0
$\begingroup$

When you work on a project, for instance a program in the computer science field, many people pause or "bypass" work on it to work on a side project, often smaller and often a "helper" project, whether being a website, forums, marketing or else.

This is a common-anti pattern that leads to an infinite cycle of getting increasingly far from the main and most important top priority product.

Now my question is what was the name of this problem? Surely there must be a scientific name and description for that.

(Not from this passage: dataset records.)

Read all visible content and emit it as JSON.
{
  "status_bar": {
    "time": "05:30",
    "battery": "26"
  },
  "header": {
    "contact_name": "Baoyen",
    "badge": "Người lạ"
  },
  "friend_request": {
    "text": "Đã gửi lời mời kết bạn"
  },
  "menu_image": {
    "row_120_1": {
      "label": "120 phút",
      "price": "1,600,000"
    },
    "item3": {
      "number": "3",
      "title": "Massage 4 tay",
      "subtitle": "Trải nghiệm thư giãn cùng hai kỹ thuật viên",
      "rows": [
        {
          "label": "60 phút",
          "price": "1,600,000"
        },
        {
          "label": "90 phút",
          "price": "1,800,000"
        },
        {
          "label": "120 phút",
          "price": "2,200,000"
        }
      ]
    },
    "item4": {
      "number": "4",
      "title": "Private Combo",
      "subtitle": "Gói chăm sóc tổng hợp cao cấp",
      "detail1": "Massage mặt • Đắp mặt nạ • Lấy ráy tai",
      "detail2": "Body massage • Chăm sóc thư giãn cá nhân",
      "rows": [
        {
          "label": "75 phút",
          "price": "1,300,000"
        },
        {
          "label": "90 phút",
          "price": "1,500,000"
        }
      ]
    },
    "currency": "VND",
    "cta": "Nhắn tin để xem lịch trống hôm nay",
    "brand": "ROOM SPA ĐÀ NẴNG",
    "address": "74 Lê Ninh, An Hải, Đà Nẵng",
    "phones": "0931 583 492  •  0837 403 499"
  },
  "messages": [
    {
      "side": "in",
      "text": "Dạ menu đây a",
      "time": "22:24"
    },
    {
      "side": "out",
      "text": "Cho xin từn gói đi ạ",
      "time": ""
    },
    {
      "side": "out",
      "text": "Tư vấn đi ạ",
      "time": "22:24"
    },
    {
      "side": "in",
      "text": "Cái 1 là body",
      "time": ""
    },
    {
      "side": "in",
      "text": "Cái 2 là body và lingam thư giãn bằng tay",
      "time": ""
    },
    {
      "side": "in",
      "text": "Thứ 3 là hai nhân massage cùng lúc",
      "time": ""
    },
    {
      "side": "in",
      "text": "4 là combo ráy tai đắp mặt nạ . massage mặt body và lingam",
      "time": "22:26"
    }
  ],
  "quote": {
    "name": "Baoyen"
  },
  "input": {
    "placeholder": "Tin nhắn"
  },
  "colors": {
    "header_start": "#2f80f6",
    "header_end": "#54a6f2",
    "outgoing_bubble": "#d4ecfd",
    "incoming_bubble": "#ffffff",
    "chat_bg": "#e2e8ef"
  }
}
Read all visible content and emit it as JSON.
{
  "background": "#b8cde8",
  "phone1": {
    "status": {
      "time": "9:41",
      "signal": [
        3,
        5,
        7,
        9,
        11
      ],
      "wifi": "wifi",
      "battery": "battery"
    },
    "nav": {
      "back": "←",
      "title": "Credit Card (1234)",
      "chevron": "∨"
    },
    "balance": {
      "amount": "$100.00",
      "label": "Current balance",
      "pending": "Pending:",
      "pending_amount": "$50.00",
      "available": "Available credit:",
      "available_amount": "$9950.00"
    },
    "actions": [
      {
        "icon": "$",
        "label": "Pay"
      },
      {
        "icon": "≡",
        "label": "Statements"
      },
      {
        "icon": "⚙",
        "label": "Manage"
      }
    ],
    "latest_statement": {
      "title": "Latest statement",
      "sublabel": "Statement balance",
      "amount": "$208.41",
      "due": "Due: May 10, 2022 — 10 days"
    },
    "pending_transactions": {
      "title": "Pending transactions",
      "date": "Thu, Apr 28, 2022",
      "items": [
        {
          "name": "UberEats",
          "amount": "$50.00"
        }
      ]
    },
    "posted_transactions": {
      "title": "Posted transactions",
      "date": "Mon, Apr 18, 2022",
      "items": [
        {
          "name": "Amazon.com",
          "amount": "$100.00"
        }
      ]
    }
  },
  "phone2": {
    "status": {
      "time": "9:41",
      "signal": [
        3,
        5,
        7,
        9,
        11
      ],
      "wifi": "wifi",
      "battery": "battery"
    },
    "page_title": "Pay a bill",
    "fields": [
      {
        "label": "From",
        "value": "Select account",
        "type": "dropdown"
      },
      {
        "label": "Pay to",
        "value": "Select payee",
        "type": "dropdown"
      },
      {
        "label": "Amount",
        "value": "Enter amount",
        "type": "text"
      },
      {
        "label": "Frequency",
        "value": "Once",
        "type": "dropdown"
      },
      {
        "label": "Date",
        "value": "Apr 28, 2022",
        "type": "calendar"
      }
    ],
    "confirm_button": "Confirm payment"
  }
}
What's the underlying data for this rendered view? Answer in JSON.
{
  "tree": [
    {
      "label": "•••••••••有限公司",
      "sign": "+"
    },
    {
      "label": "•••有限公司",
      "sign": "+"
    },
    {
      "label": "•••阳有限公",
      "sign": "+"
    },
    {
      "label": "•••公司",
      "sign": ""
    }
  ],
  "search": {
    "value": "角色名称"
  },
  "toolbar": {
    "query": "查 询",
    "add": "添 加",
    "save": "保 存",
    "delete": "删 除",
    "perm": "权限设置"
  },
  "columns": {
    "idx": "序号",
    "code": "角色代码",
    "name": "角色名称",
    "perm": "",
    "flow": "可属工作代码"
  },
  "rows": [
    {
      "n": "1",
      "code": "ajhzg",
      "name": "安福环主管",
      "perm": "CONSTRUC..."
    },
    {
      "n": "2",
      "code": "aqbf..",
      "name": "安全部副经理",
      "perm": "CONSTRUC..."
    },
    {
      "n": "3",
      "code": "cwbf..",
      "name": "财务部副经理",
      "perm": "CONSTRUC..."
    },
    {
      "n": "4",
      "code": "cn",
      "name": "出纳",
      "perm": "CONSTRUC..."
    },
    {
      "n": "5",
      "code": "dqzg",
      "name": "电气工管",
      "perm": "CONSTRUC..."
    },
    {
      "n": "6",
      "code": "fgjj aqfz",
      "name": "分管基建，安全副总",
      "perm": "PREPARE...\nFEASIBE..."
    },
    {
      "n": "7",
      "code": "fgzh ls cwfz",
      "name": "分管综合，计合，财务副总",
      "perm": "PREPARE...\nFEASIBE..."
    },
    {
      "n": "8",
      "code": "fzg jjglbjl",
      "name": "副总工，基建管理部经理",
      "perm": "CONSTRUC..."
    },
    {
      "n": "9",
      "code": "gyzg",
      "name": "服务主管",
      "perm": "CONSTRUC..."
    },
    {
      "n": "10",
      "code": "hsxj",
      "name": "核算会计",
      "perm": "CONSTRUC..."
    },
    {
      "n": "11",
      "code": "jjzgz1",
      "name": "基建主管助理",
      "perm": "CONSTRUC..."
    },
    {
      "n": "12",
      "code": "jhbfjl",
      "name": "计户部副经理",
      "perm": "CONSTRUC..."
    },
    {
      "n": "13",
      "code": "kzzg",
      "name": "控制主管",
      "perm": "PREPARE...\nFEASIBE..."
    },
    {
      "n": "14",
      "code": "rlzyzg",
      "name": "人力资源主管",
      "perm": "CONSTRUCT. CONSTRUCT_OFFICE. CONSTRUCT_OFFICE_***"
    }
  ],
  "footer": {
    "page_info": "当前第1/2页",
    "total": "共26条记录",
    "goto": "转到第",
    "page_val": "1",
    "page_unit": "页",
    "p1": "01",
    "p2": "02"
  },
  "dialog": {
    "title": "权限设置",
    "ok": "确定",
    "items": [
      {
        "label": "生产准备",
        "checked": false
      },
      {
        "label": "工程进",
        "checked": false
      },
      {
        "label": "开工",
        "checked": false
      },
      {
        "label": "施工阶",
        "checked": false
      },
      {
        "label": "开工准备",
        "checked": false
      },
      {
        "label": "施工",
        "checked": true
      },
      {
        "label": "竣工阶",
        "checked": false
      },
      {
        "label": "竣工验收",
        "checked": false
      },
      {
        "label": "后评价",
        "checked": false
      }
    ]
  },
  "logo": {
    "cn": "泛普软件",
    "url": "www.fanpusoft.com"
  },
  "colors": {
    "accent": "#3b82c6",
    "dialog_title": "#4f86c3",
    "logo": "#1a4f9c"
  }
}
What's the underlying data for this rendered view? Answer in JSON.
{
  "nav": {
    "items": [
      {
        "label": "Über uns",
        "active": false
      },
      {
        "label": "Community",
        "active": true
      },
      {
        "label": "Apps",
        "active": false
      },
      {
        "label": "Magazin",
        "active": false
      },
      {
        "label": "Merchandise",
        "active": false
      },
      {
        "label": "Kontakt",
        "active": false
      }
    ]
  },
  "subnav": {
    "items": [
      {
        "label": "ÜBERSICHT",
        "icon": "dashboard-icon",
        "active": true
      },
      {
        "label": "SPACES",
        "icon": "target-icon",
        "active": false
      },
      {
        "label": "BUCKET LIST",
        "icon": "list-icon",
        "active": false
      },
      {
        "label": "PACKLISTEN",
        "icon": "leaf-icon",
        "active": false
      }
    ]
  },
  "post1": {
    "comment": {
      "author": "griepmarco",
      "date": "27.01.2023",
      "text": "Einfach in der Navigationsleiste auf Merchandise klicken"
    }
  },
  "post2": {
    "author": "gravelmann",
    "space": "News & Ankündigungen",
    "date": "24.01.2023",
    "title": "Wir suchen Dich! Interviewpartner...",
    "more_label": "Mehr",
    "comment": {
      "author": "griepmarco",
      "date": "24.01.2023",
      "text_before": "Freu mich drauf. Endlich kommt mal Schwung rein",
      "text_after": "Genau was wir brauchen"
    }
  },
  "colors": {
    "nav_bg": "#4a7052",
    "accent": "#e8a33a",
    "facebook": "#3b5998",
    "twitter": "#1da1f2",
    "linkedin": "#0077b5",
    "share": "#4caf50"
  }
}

$\endgroup$
  • $\begingroup$ Distraction maybe? Maybe procrastination or deferring? $\endgroup$ – Chris Rogers Mar 25 at 15:14
  • $\begingroup$ @ChrisRogers "Distraction" can be an everyday life simple folk way to express it, but it is neither scientific nor directly referring to a study discovery or explanation from a scientist. $\endgroup$ – Edenia Mar 25 at 15:22
  • $\begingroup$ I'm a software engineer/technologist, not a psychologist. In my field this is called yak shaving. It is usually a legitimate or necessary behavior that deals with management's myopic understanding either of the scope of the problem being solved, or the infrastructure/automation necessary to support the primary goal. Alternatively, it could be procrastination...which is an emotional response to the hopelessness of solving the primary problem. Either way the real problem scope is eluding someone. $\endgroup$ – Brent Arias Aug 18 at 17:04
1
$\begingroup$

You could be talking about a number of issues. You could be talking about

  • Freudian defense mechanism repression
  • Distraction
  • Procrastination or
  • Deferring

Maybe you are talking about something else entirely.

The thing is not all observations necessarily need a "scientific" name for them in psychology or neuroscience and whatever the situation is, it would need a lot of background information to determine exactly what it is and how it manifests itself.

As it stands right now, the question could be deemed open to opinion, especially when Freudian and Neo-Freudian psychology is considered by some here to be pseudoscientific.

$\endgroup$

Your Answer

By clicking “Post Your Answer”, you agree to our terms of service, privacy policy and cookie policy

Not the answer you're looking for? Browse other questions tagged or ask your own question.